> _EXERCISE AIM_: The reply should match the listing below character for character, except that no image is carried over.

> _STORED DATA_:
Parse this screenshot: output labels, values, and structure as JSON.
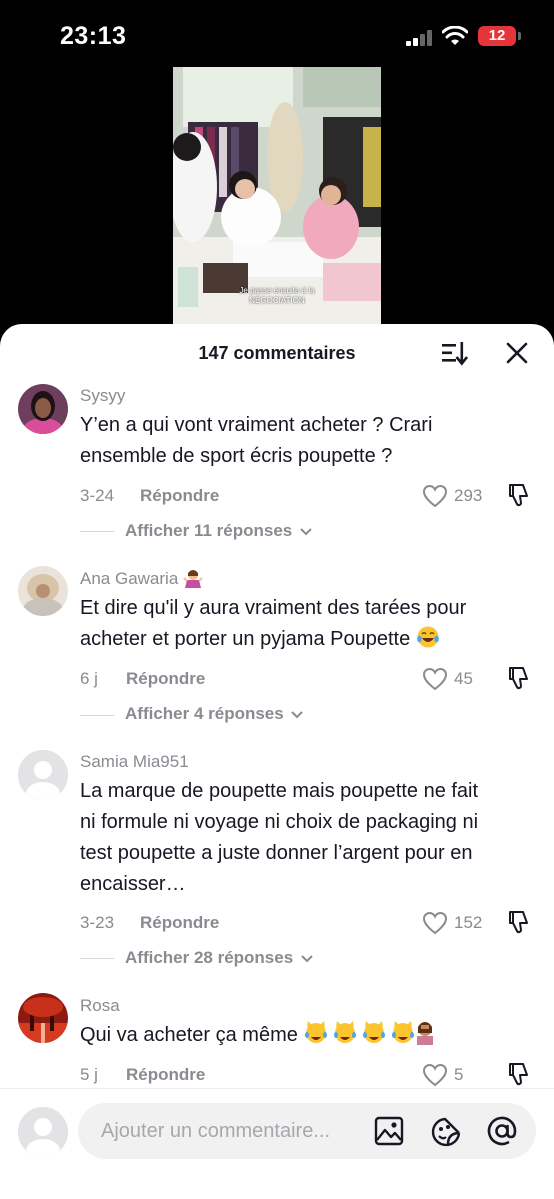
{
  "status": {
    "time": "23:13",
    "battery": "12"
  },
  "video": {
    "caption_line1": "Je passe ensuite à la",
    "caption_line2": "NÉGOCIATION"
  },
  "header": {
    "count_label": "147 commentaires"
  },
  "comments": [
    {
      "user": "Sysyy",
      "text_line1": "Y’en a qui vont vraiment acheter ? Crari",
      "text_line2": "ensemble de sport écris poupette ?",
      "date": "3-24",
      "reply_label": "Répondre",
      "likes": "293",
      "replies_label": "Afficher 11 réponses"
    },
    {
      "user": "Ana Gawaria",
      "text_line1": "Et dire qu'il y aura vraiment des tarées pour",
      "text_line2": "acheter et porter un pyjama Poupette",
      "date": "6 j",
      "reply_label": "Répondre",
      "likes": "45",
      "replies_label": "Afficher 4 réponses"
    },
    {
      "user": "Samia Mia951",
      "text_line1": "La marque de poupette mais poupette ne fait",
      "text_line2": "ni formule ni voyage ni choix de packaging ni",
      "text_line3": "test poupette a juste donner l’argent pour en",
      "text_line4": "encaisser…",
      "date": "3-23",
      "reply_label": "Répondre",
      "likes": "152",
      "replies_label": "Afficher 28 réponses"
    },
    {
      "user": "Rosa",
      "text_line1": "Qui va acheter ça même",
      "date": "5 j",
      "reply_label": "Répondre",
      "likes": "5"
    }
  ],
  "composer": {
    "placeholder": "Ajouter un commentaire..."
  },
  "colors": {
    "text": "#161823",
    "muted": "#8a8b91",
    "battery": "#e5343a"
  },
  "icons": [
    "signal-icon",
    "wifi-icon",
    "sort-icon",
    "close-icon",
    "heart-icon",
    "dislike-icon",
    "image-icon",
    "sticker-icon",
    "mention-icon"
  ]
}
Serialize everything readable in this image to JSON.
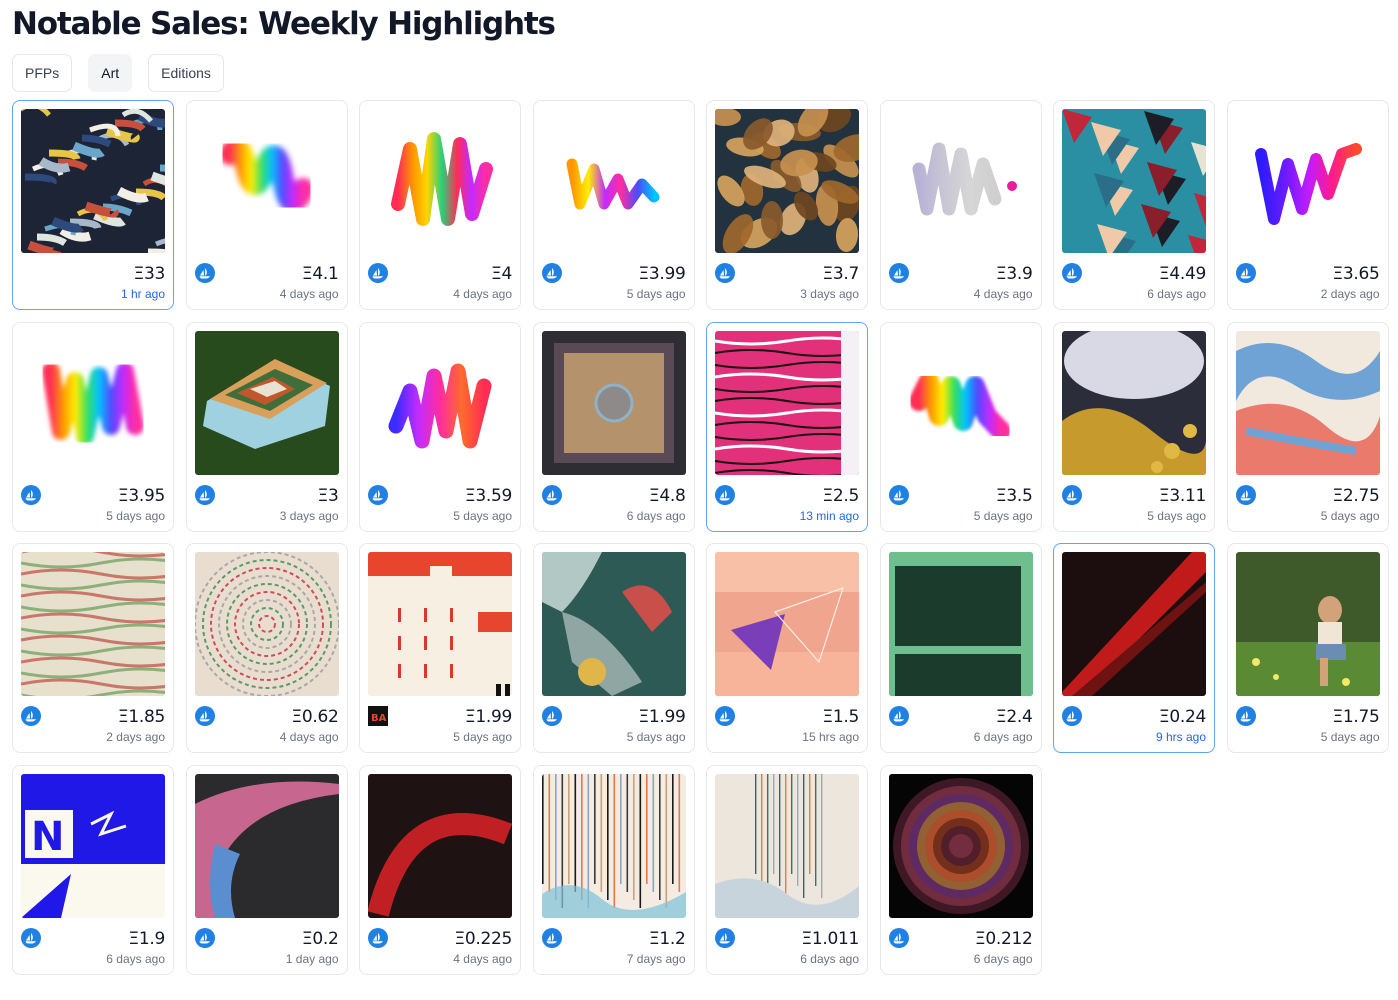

> _SOLUTION TO THIS EXERCISE_:
Parse this screenshot: output labels, values, and structure as JSON.
{
  "status": {
    "time": "23:13",
    "battery": "12"
  },
  "video": {
    "caption_line1": "Je passe ensuite à la",
    "caption_line2": "NÉGOCIATION"
  },
  "header": {
    "count_label": "147 commentaires"
  },
  "comments": [
    {
      "user": "Sysyy",
      "text_line1": "Y’en a qui vont vraiment acheter ? Crari",
      "text_line2": "ensemble de sport écris poupette ?",
      "date": "3-24",
      "reply_label": "Répondre",
      "likes": "293",
      "replies_label": "Afficher 11 réponses"
    },
    {
      "user": "Ana Gawaria",
      "text_line1": "Et dire qu'il y aura vraiment des tarées pour",
      "text_line2": "acheter et porter un pyjama Poupette",
      "date": "6 j",
      "reply_label": "Répondre",
      "likes": "45",
      "replies_label": "Afficher 4 réponses"
    },
    {
      "user": "Samia Mia951",
      "text_line1": "La marque de poupette mais poupette ne fait",
      "text_line2": "ni formule ni voyage ni choix de packaging ni",
      "text_line3": "test poupette a juste donner l’argent pour en",
      "text_line4": "encaisser…",
      "date": "3-23",
      "reply_label": "Répondre",
      "likes": "152",
      "replies_label": "Afficher 28 réponses"
    },
    {
      "user": "Rosa",
      "text_line1": "Qui va acheter ça même",
      "date": "5 j",
      "reply_label": "Répondre",
      "likes": "5"
    }
  ],
  "composer": {
    "placeholder": "Ajouter un commentaire..."
  },
  "colors": {
    "text": "#161823",
    "muted": "#8a8b91",
    "battery": "#e5343a"
  },
  "icons": [
    "signal-icon",
    "wifi-icon",
    "sort-icon",
    "close-icon",
    "heart-icon",
    "dislike-icon",
    "image-icon",
    "sticker-icon",
    "mention-icon"
  ]
}
Serialize everything readable in this image to JSON.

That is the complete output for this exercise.